▶ [What needs to be done] Using the string "سپتامبر" as the key, pull each matching line out of the records below.

[The data]

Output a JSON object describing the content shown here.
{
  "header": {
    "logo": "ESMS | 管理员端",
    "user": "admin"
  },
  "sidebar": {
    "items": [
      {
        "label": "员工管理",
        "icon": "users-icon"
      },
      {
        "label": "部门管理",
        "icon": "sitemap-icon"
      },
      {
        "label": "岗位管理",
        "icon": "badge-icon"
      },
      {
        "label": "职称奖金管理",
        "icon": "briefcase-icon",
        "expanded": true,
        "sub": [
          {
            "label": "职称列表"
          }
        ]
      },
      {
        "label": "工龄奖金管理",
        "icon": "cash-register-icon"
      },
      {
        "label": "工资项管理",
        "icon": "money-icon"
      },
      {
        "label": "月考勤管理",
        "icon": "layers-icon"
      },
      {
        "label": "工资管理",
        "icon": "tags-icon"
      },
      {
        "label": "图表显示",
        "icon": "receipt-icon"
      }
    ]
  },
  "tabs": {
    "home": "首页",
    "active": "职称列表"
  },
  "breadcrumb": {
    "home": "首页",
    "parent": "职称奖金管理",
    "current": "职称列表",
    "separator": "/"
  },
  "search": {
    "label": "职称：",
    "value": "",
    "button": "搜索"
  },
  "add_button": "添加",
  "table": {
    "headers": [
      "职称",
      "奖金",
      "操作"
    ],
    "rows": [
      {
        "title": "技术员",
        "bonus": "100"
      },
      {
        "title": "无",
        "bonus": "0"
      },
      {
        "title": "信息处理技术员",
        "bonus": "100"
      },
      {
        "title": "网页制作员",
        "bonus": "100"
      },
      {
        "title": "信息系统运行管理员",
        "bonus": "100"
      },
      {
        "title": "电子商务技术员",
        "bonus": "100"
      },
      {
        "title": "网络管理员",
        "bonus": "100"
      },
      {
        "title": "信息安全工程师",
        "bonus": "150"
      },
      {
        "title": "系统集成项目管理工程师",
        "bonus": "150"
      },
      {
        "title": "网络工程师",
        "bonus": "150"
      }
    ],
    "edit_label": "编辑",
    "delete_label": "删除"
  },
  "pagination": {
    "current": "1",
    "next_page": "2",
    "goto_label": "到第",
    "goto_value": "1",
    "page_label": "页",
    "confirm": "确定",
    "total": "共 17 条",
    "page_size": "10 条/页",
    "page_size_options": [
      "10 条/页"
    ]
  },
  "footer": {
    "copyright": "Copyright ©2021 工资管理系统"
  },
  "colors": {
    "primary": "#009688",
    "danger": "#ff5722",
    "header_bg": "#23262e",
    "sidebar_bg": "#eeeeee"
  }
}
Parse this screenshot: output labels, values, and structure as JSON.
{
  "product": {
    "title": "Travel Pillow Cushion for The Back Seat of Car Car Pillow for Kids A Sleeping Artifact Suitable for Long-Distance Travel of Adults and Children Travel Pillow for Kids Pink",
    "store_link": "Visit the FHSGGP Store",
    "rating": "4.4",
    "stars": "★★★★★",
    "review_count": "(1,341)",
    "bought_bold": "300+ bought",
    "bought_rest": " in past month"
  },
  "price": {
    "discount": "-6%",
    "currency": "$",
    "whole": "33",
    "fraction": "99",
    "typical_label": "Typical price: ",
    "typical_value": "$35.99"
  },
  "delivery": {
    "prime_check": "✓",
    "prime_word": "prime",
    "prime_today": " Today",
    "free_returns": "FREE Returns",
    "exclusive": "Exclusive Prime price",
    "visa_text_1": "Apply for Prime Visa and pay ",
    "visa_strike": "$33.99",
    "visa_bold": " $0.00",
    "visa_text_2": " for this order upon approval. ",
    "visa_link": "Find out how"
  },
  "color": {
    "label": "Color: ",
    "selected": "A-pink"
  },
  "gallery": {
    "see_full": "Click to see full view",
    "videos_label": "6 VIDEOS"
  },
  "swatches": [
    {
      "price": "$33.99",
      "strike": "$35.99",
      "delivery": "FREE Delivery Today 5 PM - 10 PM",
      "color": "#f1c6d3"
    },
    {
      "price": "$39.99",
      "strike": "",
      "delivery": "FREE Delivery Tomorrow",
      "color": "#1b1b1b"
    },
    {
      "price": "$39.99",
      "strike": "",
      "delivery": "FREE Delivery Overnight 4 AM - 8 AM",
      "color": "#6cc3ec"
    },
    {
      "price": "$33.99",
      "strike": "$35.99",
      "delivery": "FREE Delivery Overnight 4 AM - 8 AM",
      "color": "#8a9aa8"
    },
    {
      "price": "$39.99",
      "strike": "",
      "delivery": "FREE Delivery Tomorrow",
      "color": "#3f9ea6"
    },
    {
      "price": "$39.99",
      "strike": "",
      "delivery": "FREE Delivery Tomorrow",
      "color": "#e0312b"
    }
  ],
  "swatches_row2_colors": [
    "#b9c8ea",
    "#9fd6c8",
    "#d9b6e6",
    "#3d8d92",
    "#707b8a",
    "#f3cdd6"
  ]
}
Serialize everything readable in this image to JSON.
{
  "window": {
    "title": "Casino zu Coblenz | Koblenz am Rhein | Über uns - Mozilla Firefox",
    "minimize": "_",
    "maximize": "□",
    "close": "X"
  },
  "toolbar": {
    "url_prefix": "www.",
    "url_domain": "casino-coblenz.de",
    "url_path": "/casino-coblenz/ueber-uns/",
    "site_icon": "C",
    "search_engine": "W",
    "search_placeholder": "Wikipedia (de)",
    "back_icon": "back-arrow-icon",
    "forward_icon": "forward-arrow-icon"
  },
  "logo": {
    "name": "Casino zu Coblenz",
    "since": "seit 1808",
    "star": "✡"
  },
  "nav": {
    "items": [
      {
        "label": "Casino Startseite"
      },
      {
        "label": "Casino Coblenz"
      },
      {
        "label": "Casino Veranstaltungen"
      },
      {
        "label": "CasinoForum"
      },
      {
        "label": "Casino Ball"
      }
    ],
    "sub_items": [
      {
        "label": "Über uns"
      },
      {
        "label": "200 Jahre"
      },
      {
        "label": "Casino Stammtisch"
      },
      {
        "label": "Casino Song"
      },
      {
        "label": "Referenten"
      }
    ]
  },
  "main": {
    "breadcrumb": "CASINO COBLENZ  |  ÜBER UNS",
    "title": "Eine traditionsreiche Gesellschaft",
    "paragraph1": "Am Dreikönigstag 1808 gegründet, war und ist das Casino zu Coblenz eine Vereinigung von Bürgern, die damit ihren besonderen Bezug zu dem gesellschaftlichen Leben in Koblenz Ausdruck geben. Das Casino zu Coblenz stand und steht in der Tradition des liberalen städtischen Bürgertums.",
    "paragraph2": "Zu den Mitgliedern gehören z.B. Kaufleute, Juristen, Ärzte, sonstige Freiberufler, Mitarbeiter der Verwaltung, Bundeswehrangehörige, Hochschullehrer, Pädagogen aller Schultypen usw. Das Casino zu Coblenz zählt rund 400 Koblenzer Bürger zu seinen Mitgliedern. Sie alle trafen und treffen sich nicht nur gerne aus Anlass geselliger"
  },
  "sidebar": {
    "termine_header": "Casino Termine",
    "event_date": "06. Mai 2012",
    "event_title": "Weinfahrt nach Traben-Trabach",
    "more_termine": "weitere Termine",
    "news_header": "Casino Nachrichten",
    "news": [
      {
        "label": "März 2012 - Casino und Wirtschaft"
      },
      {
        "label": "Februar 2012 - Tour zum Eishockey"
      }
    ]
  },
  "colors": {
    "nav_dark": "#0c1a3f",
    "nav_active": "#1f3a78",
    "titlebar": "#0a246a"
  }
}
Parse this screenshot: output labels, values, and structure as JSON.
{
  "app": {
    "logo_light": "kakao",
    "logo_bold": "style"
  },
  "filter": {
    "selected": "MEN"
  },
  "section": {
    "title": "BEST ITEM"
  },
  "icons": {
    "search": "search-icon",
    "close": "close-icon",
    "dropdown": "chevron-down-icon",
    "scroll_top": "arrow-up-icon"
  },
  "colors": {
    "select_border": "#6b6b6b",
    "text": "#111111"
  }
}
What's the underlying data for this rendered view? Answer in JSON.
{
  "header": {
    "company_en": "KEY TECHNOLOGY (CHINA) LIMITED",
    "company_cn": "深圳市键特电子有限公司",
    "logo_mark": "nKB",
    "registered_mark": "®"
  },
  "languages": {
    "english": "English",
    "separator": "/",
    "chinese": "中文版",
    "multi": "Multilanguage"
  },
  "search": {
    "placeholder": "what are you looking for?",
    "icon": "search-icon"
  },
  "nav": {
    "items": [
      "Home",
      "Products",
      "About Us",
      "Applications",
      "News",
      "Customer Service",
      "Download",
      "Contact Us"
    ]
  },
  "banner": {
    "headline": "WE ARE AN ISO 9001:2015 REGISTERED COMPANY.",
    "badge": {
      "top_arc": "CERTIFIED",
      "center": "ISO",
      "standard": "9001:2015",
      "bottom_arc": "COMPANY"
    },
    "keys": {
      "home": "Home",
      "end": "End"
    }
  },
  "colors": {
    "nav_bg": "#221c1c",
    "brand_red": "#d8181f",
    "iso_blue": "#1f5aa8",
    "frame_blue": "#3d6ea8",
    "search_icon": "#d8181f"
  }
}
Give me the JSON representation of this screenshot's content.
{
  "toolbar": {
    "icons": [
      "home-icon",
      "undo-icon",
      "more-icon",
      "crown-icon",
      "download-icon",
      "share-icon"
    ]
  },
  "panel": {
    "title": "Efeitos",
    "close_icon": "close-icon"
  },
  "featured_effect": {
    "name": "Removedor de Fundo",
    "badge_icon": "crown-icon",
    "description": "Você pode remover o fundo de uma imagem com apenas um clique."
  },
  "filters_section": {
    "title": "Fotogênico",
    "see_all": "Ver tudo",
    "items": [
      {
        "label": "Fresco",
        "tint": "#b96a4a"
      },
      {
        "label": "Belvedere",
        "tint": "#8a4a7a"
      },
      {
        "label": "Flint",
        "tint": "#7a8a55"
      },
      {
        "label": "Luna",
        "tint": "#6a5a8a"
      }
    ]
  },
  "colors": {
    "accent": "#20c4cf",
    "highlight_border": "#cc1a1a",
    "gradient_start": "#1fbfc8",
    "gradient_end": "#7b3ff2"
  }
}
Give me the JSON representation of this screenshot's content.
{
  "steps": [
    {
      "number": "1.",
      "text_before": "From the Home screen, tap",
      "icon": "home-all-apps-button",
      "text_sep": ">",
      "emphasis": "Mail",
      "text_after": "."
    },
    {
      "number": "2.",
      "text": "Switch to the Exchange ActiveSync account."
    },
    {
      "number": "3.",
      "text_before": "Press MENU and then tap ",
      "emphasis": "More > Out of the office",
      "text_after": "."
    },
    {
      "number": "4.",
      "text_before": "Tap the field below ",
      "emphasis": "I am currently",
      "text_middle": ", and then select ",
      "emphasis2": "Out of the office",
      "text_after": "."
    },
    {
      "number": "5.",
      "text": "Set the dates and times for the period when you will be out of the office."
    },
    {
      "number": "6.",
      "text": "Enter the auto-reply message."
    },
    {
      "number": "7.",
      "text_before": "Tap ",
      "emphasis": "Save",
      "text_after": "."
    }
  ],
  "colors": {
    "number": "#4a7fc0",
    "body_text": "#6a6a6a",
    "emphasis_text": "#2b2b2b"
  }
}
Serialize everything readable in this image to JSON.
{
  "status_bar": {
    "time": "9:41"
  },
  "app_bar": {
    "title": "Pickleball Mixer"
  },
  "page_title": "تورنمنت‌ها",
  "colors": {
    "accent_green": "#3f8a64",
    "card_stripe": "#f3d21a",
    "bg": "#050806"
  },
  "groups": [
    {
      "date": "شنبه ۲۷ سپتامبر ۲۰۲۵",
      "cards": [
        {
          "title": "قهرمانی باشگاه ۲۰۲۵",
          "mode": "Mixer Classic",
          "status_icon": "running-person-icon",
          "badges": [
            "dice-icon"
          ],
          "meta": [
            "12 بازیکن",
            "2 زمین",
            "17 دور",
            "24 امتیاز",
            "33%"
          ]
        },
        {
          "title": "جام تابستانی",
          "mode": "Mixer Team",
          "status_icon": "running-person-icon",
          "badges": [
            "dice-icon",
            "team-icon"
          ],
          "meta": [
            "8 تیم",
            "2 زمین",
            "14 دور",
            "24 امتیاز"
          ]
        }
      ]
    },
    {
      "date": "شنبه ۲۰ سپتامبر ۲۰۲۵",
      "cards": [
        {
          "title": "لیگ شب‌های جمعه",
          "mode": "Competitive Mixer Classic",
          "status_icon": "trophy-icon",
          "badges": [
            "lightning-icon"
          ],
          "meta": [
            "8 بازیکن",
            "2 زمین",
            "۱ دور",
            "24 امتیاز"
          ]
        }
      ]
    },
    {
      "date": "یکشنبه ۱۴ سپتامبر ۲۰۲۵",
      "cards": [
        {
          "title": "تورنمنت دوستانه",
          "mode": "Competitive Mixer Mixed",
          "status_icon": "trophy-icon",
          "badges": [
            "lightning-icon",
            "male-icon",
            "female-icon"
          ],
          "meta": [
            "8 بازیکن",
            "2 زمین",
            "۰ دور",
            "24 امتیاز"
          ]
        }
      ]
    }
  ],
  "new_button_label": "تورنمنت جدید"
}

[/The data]

▶ [Written solution]
      "date": "شنبه ۲۷ سپتامبر ۲۰۲۵",
      "date": "شنبه ۲۰ سپتامبر ۲۰۲۵",
      "date": "یکشنبه ۱۴ سپتامبر ۲۰۲۵",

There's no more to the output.